My friend John Stoeckley ( http://www.stoeckley.com ) invited me to attend a Plein Air event in his hometown of Louisiana Missouri late last month. My initial thoughts were, “I suck at Plein Air, I’ve never done it. My watercolors are about control and planning… how could I get that kind of painting out side when the light changes by the minute?”
I could not pull this kind of loose painting off on the fly. So I told John “Yes, sure I’m interested.”

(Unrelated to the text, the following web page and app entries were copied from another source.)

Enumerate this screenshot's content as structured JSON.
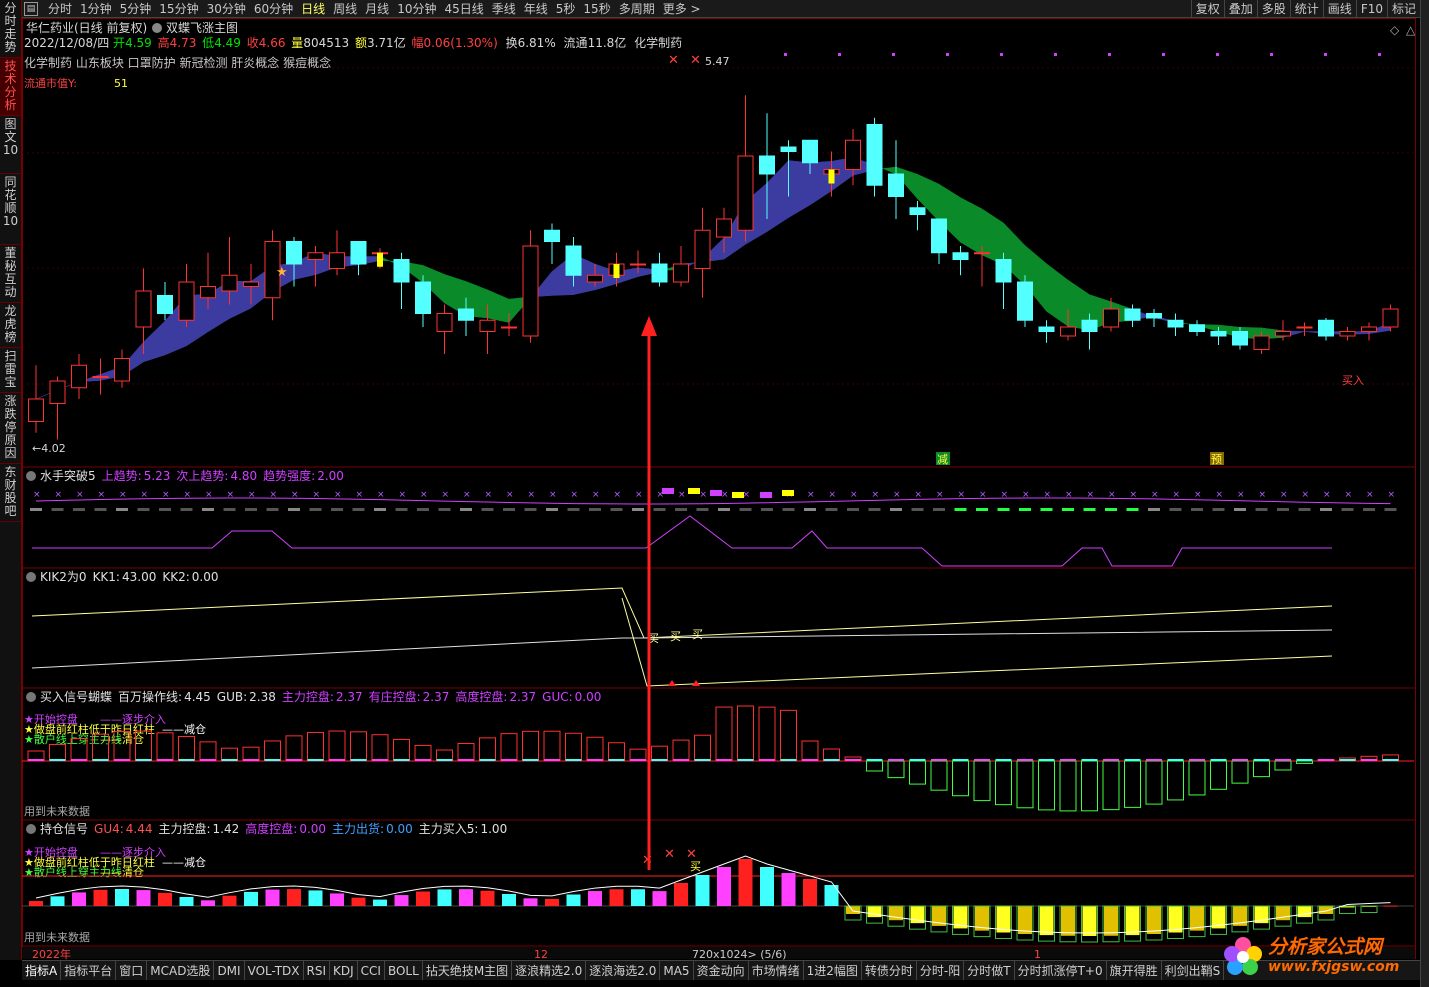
{
  "topbar": {
    "periods": [
      "分时",
      "1分钟",
      "5分钟",
      "15分钟",
      "30分钟",
      "60分钟",
      "日线",
      "周线",
      "月线",
      "10分钟",
      "45日线",
      "季线",
      "年线",
      "5秒",
      "15秒",
      "多周期",
      "更多 >"
    ],
    "active_period": "日线",
    "right_buttons": [
      "复权",
      "叠加",
      "多股",
      "统计",
      "画线",
      "F10",
      "标记"
    ]
  },
  "left_tabs": [
    {
      "label": "分时走势",
      "active": false
    },
    {
      "label": "技术分析",
      "active": true
    },
    {
      "label": "图文10",
      "active": false
    },
    {
      "label": "同花顺10",
      "active": false
    },
    {
      "label": "董秘互动",
      "active": false
    },
    {
      "label": "龙虎榜",
      "active": false
    },
    {
      "label": "扫雷宝",
      "active": false
    },
    {
      "label": "涨跌停原因",
      "active": false
    },
    {
      "label": "东财股吧",
      "active": false
    }
  ],
  "header": {
    "stock": "华仁药业(日线 前复权)",
    "formula": "双蝶飞涨主图",
    "date": "2022/12/08/四",
    "open_label": "开",
    "open": "4.59",
    "high_label": "高",
    "high": "4.73",
    "low_label": "低",
    "low": "4.49",
    "close_label": "收",
    "close": "4.66",
    "vol_label": "量",
    "vol": "804513",
    "amt_label": "额",
    "amt": "3.71亿",
    "chg_label": "幅",
    "chg": "0.06(1.30%)",
    "turn_label": "换",
    "turn": "6.81%",
    "float_label": "流通",
    "float": "11.8亿",
    "industry": "化学制药",
    "concepts": "化学制药 山东板块 口罩防护 新冠检测 肝炎概念 猴痘概念",
    "mcap_label": "流通市值Y:",
    "mcap": "51"
  },
  "main_annotations": {
    "high_price": "5.47",
    "low_price": "←4.02",
    "buy_label": "买入",
    "reduce_label": "减",
    "pre_label": "预"
  },
  "panel1": {
    "name": "水手突破5",
    "items": [
      {
        "label": "上趋势:",
        "value": "5.23",
        "color": "#d040ff"
      },
      {
        "label": "次上趋势:",
        "value": "4.80",
        "color": "#d040ff"
      },
      {
        "label": "趋势强度:",
        "value": "2.00",
        "color": "#d040ff"
      }
    ]
  },
  "panel2": {
    "name": "KIK2为0",
    "items": [
      {
        "label": "KK1:",
        "value": "43.00",
        "color": "#e0e0e0"
      },
      {
        "label": "KK2:",
        "value": "0.00",
        "color": "#e0e0e0"
      }
    ],
    "buy_marks": [
      "买",
      "买",
      "买"
    ]
  },
  "panel3": {
    "name": "买入信号蝴蝶",
    "items": [
      {
        "label": "百万操作线:",
        "value": "4.45",
        "color": "#e0e0e0"
      },
      {
        "label": "GUB:",
        "value": "2.38",
        "color": "#e0e0e0"
      },
      {
        "label": "主力控盘:",
        "value": "2.37",
        "color": "#d040ff"
      },
      {
        "label": "有庄控盘:",
        "value": "2.37",
        "color": "#d040ff"
      },
      {
        "label": "高度控盘:",
        "value": "2.37",
        "color": "#d040ff"
      },
      {
        "label": "GUC:",
        "value": "0.00",
        "color": "#d040ff"
      }
    ],
    "legend": {
      "l1a": "★开始控盘",
      "l1b": "——逐步介入",
      "l2a": "★做盘前红柱低于昨日红柱",
      "l2b": "——减仓",
      "l3a": "★散户线上穿主力线",
      "l3b": "——清仓"
    },
    "note": "用到未来数据"
  },
  "panel4": {
    "name": "持仓信号",
    "items": [
      {
        "label": "GU4:",
        "value": "4.44",
        "color": "#ff5050"
      },
      {
        "label": "主力控盘:",
        "value": "1.42",
        "color": "#e0e0e0"
      },
      {
        "label": "高度控盘:",
        "value": "0.00",
        "color": "#d040ff"
      },
      {
        "label": "主力出货:",
        "value": "0.00",
        "color": "#40a0ff"
      },
      {
        "label": "主力买入5:",
        "value": "1.00",
        "color": "#e0e0e0"
      }
    ],
    "legend": {
      "l1a": "★开始控盘",
      "l1b": "——逐步介入",
      "l2a": "★做盘前红柱低于昨日红柱",
      "l2b": "——减仓",
      "l3a": "★散户线上穿主力线",
      "l3b": "——清仓"
    },
    "note": "用到未来数据",
    "buy_mark": "买"
  },
  "xaxis": {
    "year": "2022年",
    "month12": "12",
    "month1": "1",
    "size_info": "720x1024> (5/6)"
  },
  "bottombar": {
    "items": [
      "指标A",
      "指标平台",
      "窗口",
      "MCAD选股",
      "DMI",
      "VOL-TDX",
      "RSI",
      "KDJ",
      "CCI",
      "BOLL",
      "拈天绝技M主图",
      "逐浪精选2.0",
      "逐浪海选2.0",
      "MA5",
      "资金动向",
      "市场情绪",
      "1进2幅图",
      "转债分时",
      "分时-阳",
      "分时做T",
      "分时抓涨停T+0",
      "旗开得胜",
      "利剑出鞘S"
    ]
  },
  "logo": {
    "name": "分析家公式网",
    "url": "www.fxjgsw.com"
  },
  "colors": {
    "up": "#ff3232",
    "down": "#54ffff",
    "blue_band": "#3c3ca0",
    "green_band": "#0a8a28",
    "magenta": "#d040ff",
    "yellow": "#ffff00"
  },
  "chart_data": {
    "type": "candlestick",
    "candles": [
      [
        4.1,
        4.2,
        4.35,
        4.05
      ],
      [
        4.18,
        4.28,
        4.3,
        4.02
      ],
      [
        4.25,
        4.35,
        4.4,
        4.2
      ],
      [
        4.3,
        4.3,
        4.38,
        4.22
      ],
      [
        4.28,
        4.38,
        4.42,
        4.25
      ],
      [
        4.52,
        4.68,
        4.78,
        4.4
      ],
      [
        4.66,
        4.58,
        4.72,
        4.55
      ],
      [
        4.55,
        4.72,
        4.8,
        4.52
      ],
      [
        4.65,
        4.7,
        4.85,
        4.6
      ],
      [
        4.68,
        4.75,
        4.92,
        4.62
      ],
      [
        4.7,
        4.72,
        4.8,
        4.62
      ],
      [
        4.65,
        4.9,
        4.95,
        4.55
      ],
      [
        4.9,
        4.8,
        4.92,
        4.7
      ],
      [
        4.82,
        4.85,
        4.88,
        4.7
      ],
      [
        4.78,
        4.85,
        4.95,
        4.75
      ],
      [
        4.9,
        4.8,
        4.9,
        4.75
      ],
      [
        4.85,
        4.85,
        4.87,
        4.78
      ],
      [
        4.82,
        4.72,
        4.85,
        4.6
      ],
      [
        4.72,
        4.58,
        4.75,
        4.52
      ],
      [
        4.5,
        4.58,
        4.62,
        4.4
      ],
      [
        4.6,
        4.55,
        4.65,
        4.48
      ],
      [
        4.5,
        4.55,
        4.62,
        4.4
      ],
      [
        4.52,
        4.52,
        4.58,
        4.48
      ],
      [
        4.48,
        4.88,
        4.95,
        4.45
      ],
      [
        4.95,
        4.9,
        4.98,
        4.8
      ],
      [
        4.88,
        4.75,
        4.92,
        4.7
      ],
      [
        4.72,
        4.75,
        4.8,
        4.7
      ],
      [
        4.75,
        4.8,
        4.85,
        4.7
      ],
      [
        4.8,
        4.8,
        4.86,
        4.76
      ],
      [
        4.8,
        4.72,
        4.85,
        4.7
      ],
      [
        4.72,
        4.8,
        4.88,
        4.7
      ],
      [
        4.78,
        4.95,
        5.05,
        4.65
      ],
      [
        4.92,
        5.0,
        5.05,
        4.85
      ],
      [
        4.95,
        5.28,
        5.55,
        4.9
      ],
      [
        5.28,
        5.2,
        5.47,
        5.0
      ],
      [
        5.32,
        5.3,
        5.35,
        5.1
      ],
      [
        5.35,
        5.25,
        5.35,
        5.2
      ],
      [
        5.2,
        5.22,
        5.3,
        5.1
      ],
      [
        5.22,
        5.35,
        5.4,
        5.15
      ],
      [
        5.42,
        5.15,
        5.45,
        5.1
      ],
      [
        5.2,
        5.1,
        5.35,
        5.0
      ],
      [
        5.05,
        5.02,
        5.08,
        4.95
      ],
      [
        5.0,
        4.85,
        5.0,
        4.8
      ],
      [
        4.85,
        4.82,
        4.88,
        4.75
      ],
      [
        4.85,
        4.85,
        4.88,
        4.7
      ],
      [
        4.82,
        4.72,
        4.85,
        4.6
      ],
      [
        4.72,
        4.55,
        4.75,
        4.52
      ],
      [
        4.52,
        4.5,
        4.55,
        4.45
      ],
      [
        4.48,
        4.52,
        4.6,
        4.46
      ],
      [
        4.55,
        4.5,
        4.58,
        4.42
      ],
      [
        4.52,
        4.6,
        4.65,
        4.5
      ],
      [
        4.6,
        4.55,
        4.62,
        4.52
      ],
      [
        4.58,
        4.56,
        4.6,
        4.52
      ],
      [
        4.55,
        4.52,
        4.58,
        4.48
      ],
      [
        4.53,
        4.5,
        4.55,
        4.48
      ],
      [
        4.5,
        4.48,
        4.52,
        4.44
      ],
      [
        4.5,
        4.44,
        4.52,
        4.42
      ],
      [
        4.42,
        4.48,
        4.5,
        4.4
      ],
      [
        4.48,
        4.5,
        4.55,
        4.46
      ],
      [
        4.52,
        4.52,
        4.54,
        4.48
      ],
      [
        4.55,
        4.48,
        4.56,
        4.46
      ],
      [
        4.48,
        4.5,
        4.52,
        4.46
      ],
      [
        4.5,
        4.52,
        4.54,
        4.46
      ],
      [
        4.52,
        4.6,
        4.62,
        4.5
      ]
    ],
    "price_range": [
      4.0,
      5.6
    ]
  }
}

So I packed my art stuff up, trying to stay as portable as possible and drove to Louisiana. It was very cold for outdoor painting that morning. The temperature was somewhere in the mid 40’s and very windy. It didn’t warm up anywhere close to where my hands and fingertips were not tingling until around 2:00 PM or so. I was really stressed about producing something that would not look like some amateur slop poured onto a piece of watercolor paper.

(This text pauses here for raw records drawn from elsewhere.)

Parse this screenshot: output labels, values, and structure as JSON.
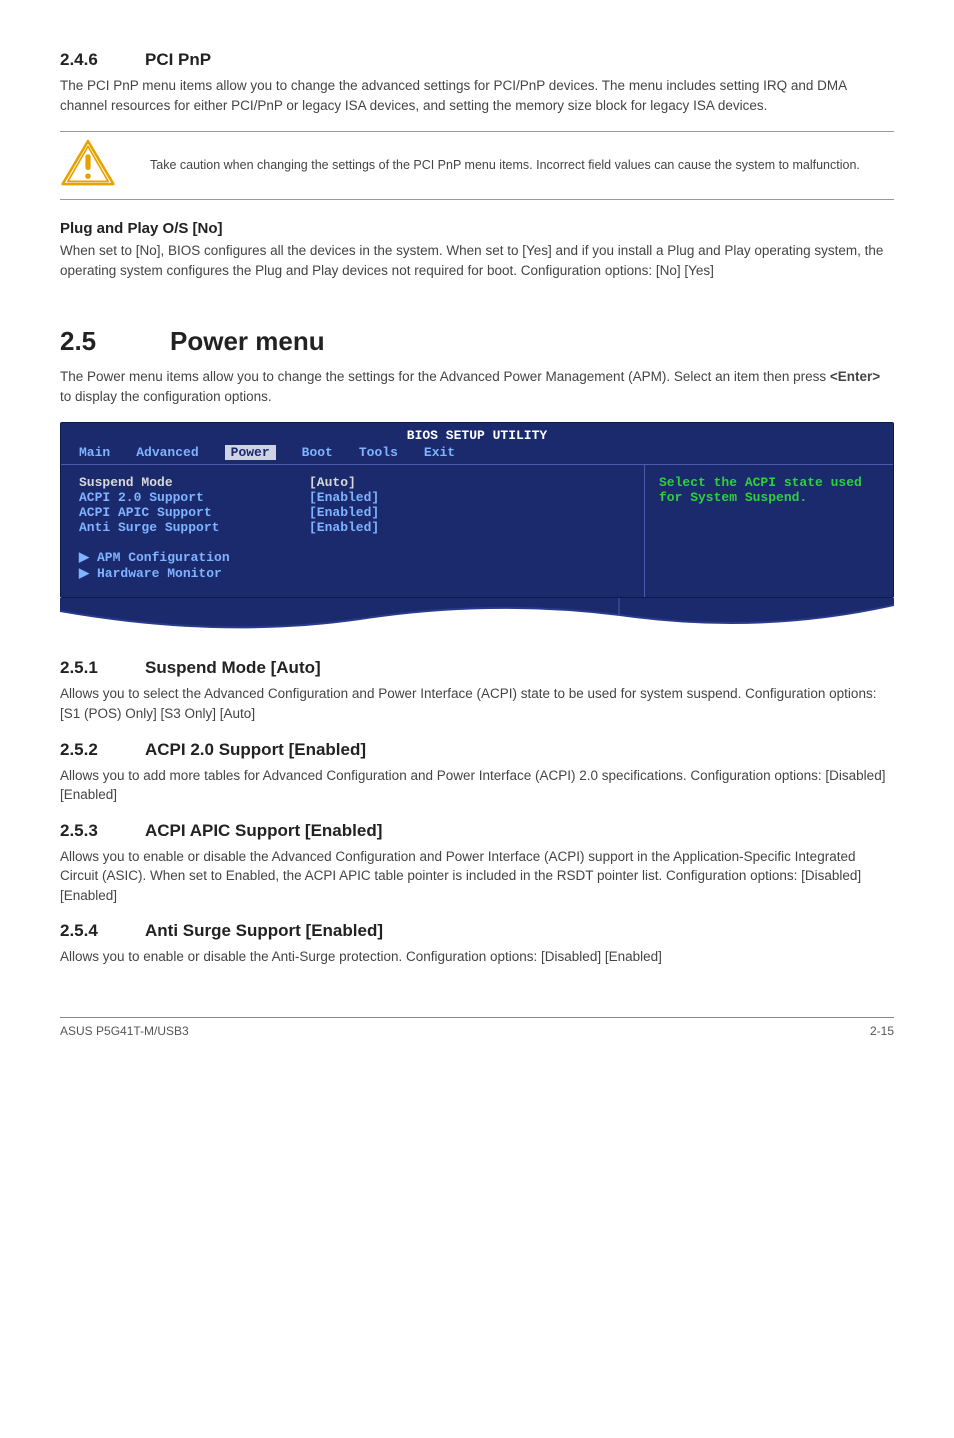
{
  "s246": {
    "heading_num": "2.4.6",
    "heading_title": "PCI PnP",
    "para": "The PCI PnP menu items allow you to change the advanced settings for PCI/PnP devices. The menu includes setting IRQ and DMA channel resources for either PCI/PnP or legacy ISA devices, and setting the memory size block for legacy ISA devices.",
    "caution": "Take caution when changing the settings of the PCI PnP menu items. Incorrect field values can cause the system to malfunction.",
    "sub_heading": "Plug and Play O/S [No]",
    "sub_para": "When set to [No], BIOS configures all the devices in the system. When set to [Yes] and if you install a Plug and Play operating system, the operating system configures the Plug and Play devices not required for boot. Configuration options: [No] [Yes]"
  },
  "s25": {
    "heading_num": "2.5",
    "heading_title": "Power menu",
    "para": "The Power menu items allow you to change the settings for the Advanced Power Management (APM). Select an item then press <Enter> to display the configuration options."
  },
  "bios": {
    "title": "BIOS SETUP UTILITY",
    "menu": {
      "main": "Main",
      "advanced": "Advanced",
      "power": "Power",
      "boot": "Boot",
      "tools": "Tools",
      "exit": "Exit"
    },
    "rows": [
      {
        "label": "Suspend Mode",
        "value": "[Auto]",
        "highlight": true
      },
      {
        "label": "ACPI 2.0 Support",
        "value": "[Enabled]",
        "highlight": false
      },
      {
        "label": "ACPI APIC Support",
        "value": "[Enabled]",
        "highlight": false
      },
      {
        "label": "Anti Surge Support",
        "value": "[Enabled]",
        "highlight": false
      }
    ],
    "sub_items": [
      "APM Configuration",
      "Hardware Monitor"
    ],
    "help": "Select the ACPI state used for System Suspend."
  },
  "s251": {
    "num": "2.5.1",
    "title": "Suspend Mode [Auto]",
    "para": "Allows you to select the Advanced Configuration and Power Interface (ACPI) state to be used for system suspend. Configuration options: [S1 (POS) Only] [S3 Only] [Auto]"
  },
  "s252": {
    "num": "2.5.2",
    "title": "ACPI 2.0 Support [Enabled]",
    "para": "Allows you to add more tables for Advanced Configuration and Power Interface (ACPI) 2.0 specifications. Configuration options: [Disabled] [Enabled]"
  },
  "s253": {
    "num": "2.5.3",
    "title": "ACPI APIC Support [Enabled]",
    "para": "Allows you to enable or disable the Advanced Configuration and Power Interface (ACPI) support in the Application-Specific Integrated Circuit (ASIC). When set to Enabled, the ACPI APIC table pointer is included in the RSDT pointer list. Configuration options: [Disabled] [Enabled]"
  },
  "s254": {
    "num": "2.5.4",
    "title": "Anti Surge Support [Enabled]",
    "para": "Allows you to enable or disable the Anti-Surge protection. Configuration options: [Disabled] [Enabled]"
  },
  "footer": {
    "left": "ASUS P5G41T-M/USB3",
    "right": "2-15"
  }
}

The plan was to stay away from water, as it has been a subject that has brought me some frustration in past paintings. So I drove around good old downtown Louisiana for about 30 minutes, looking for the right spot. All this while I was worrying about starting too late and not finishing my painting on time. I ended up on a hill overlooking the Mississippi river, which was exactly where I went first, but skipped since it was overlooking the river (water). As I drove around the little town, I kept trying to find something that topped that location, and nothing came to me as I scanned around.

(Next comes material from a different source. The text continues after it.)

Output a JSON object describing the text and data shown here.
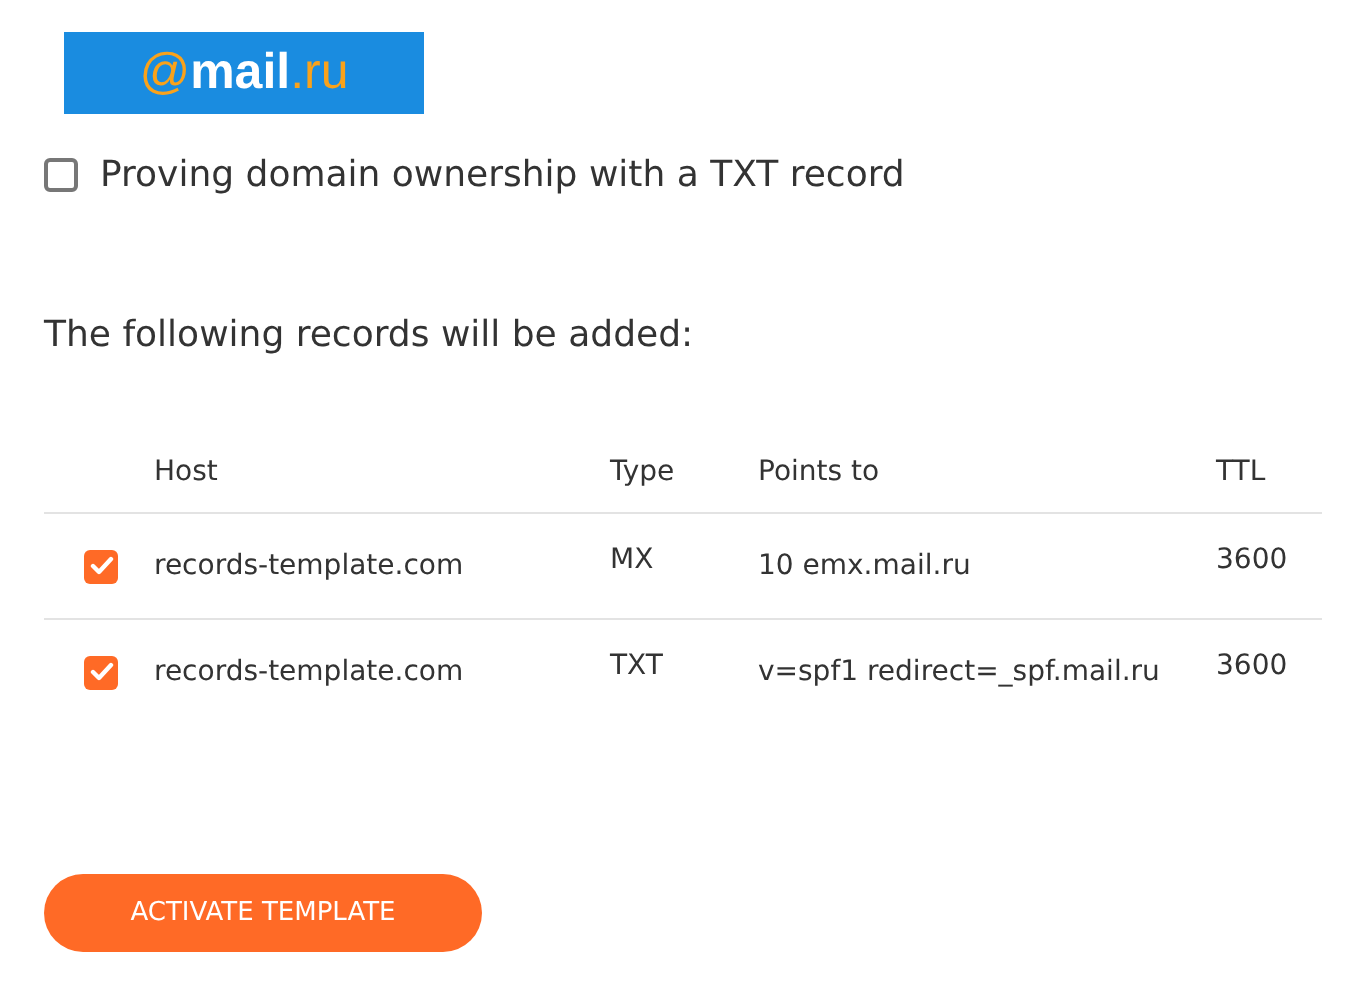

So I went back to the hill again, to have a second look. The sun was blazing over the water, almost a white out light, it was beautiful and nothing matched the view. So I unpacked and started painting the scene in the photo above.
At no point was I happy with my progress. I almost called it quits a few times. Several people came up to watch and complimented my work. It was hard not to make up excuses to the friendly strangers, so I just smiled and thanked them. By the end I was cold, tired and had just about enough of this plein air stuff. I put about six hours into this picture and just could not see what anyone would like about it. If you know me well enough, you know that I’m my own worst critic and perhaps one of the better pessimists around. >:-]
Boy was I wrong… At the end of the days painting there was to be an art show for all the participants. Thankfully John has his frame shop just down the street so we framed my painting and I took it to the art show. The painting sold for $200.00 and I also received a peoples choice ribbon. What a great ending to a tough day painting outdoors for the first time in my life.
I learned a lot that day, and I know I will be doing more plein air painting, albeit when it’s warmer out! Painting this way really forces you to paint loose and fast and it has provided me with some counter balance to the tight representational work I normally do in my studio. Next time I paint outdoors, I’ll be better prepared and have a better, more positive expectation for this type of work.
Doing this makes one really appreciate the masters in the craft.
Until next time…